How is commitment shown between Macbeth and his wife, in Act 1 of Macbeth?

Expert Answers

An illustration of the letter 'A' in a speech bubbles

When Lady Macbeth hears the witches' prophecy that Macbeth will be king, she immediately begins to conspire with him against Duncan. Macbeth and his wife show their commitment to each other as they agree to work together to murder Duncan. Lady Macbeth advises her husband to be friendly to Duncan when he arrives, but like her, to harden his heart and "be the serpent:"

Bear welcome in your eye,
Your hand, your tongue. Look like th' innocent flower,
But be the serpent under ’t.  
 
At the banquet that night, Lady Macbeth does her part by flattering Duncan in any way she can, which works to disarm him. Later, when Macbeth is beginning to have second thoughts about murdering Duncan, as he enjoys being in favor with the king, Lady Macbeth steels his resolve. She reminds him of his promise to kill Duncan and insists he will be coward if he backs out. She says to him that she would go so far as to dash her own baby's brains out if she had promised Macbeth to do so. She also reassures him that the murder will succeed.
 
Thus, from the start, we see that Macbeth and his wife are solidly in league and committed to each other in their murderous enterprise.  
Approved by eNotes Editorial Team
Soaring plane image

We’ll help your grades soar

Start your 48-hour free trial and unlock all the summaries, Q&A, and analyses you need to get better grades now.

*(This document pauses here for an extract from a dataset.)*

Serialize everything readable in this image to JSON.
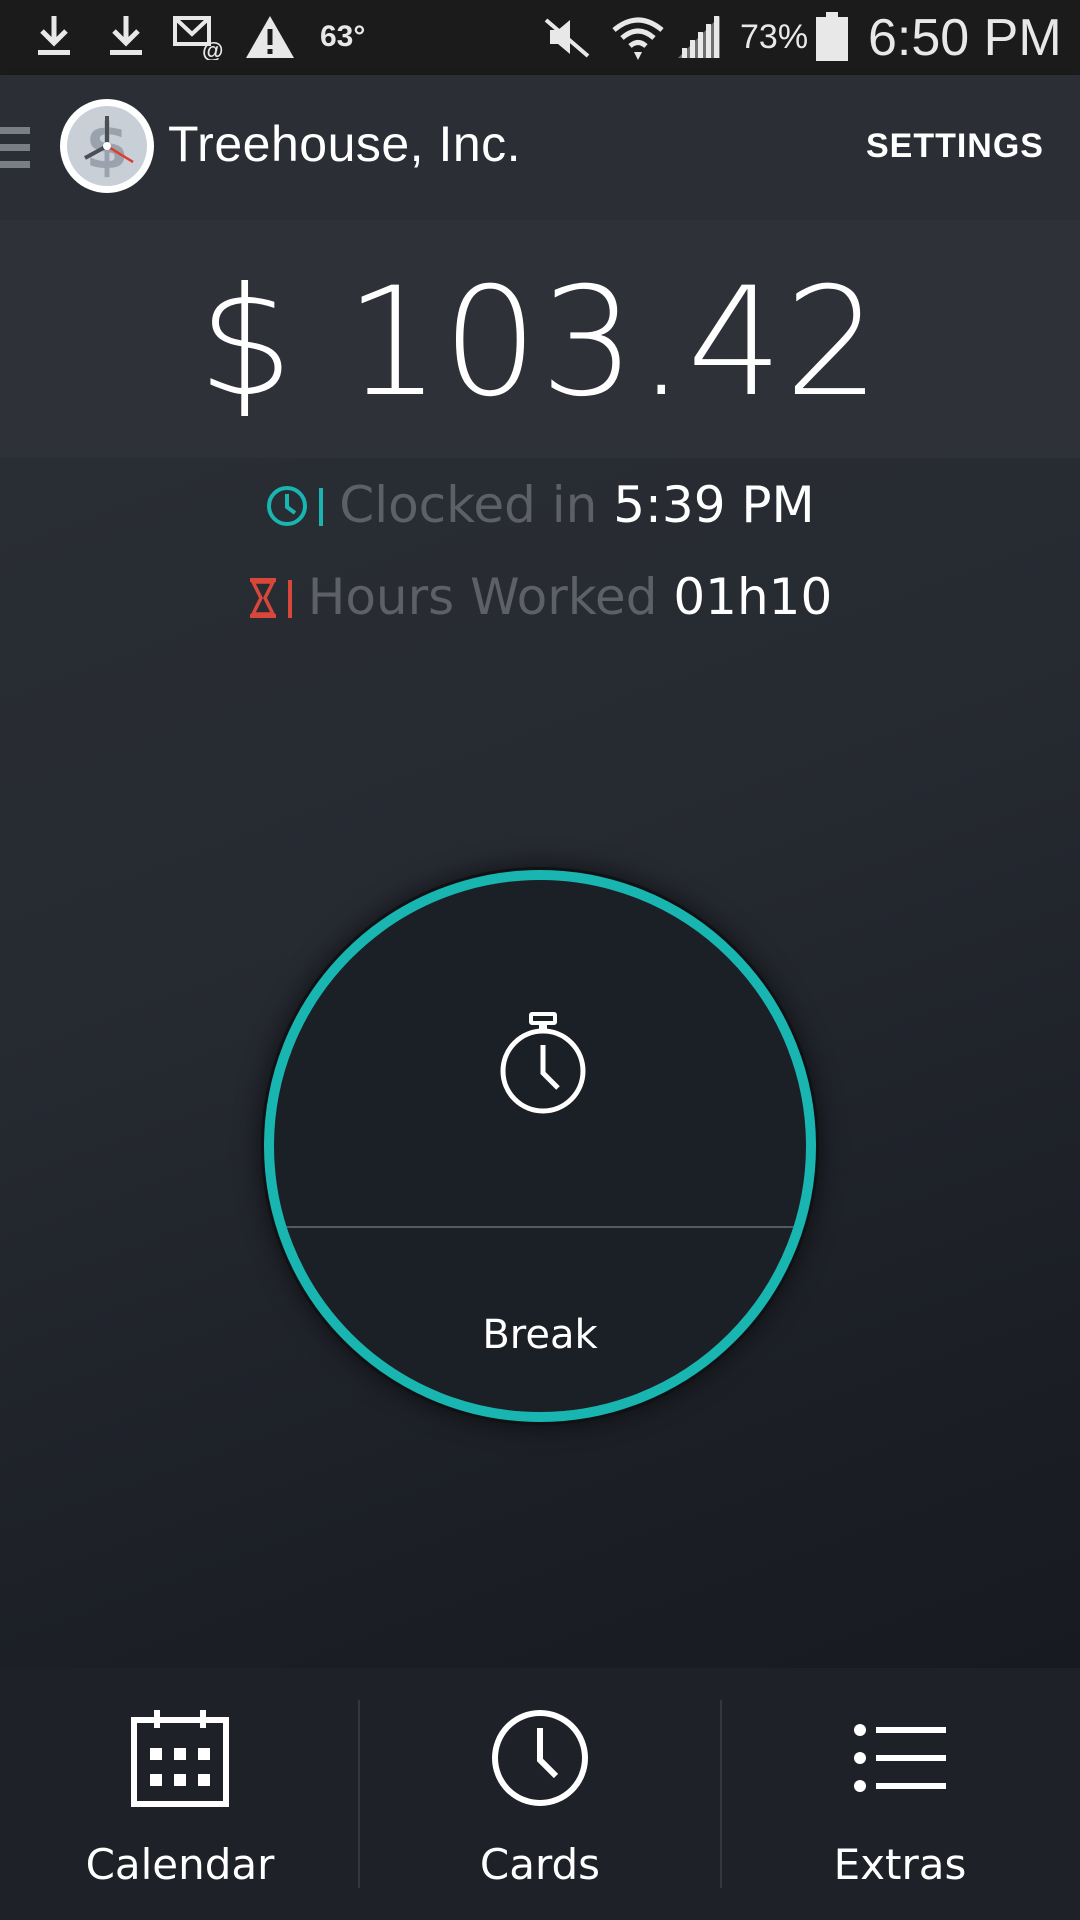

  • 30,000+ book summaries
  • 20% study tools discount
  • Ad-free content
  • PDF downloads
  • 300,000+ answers
  • 5-star customer support
Start your 48-Hour Free Trial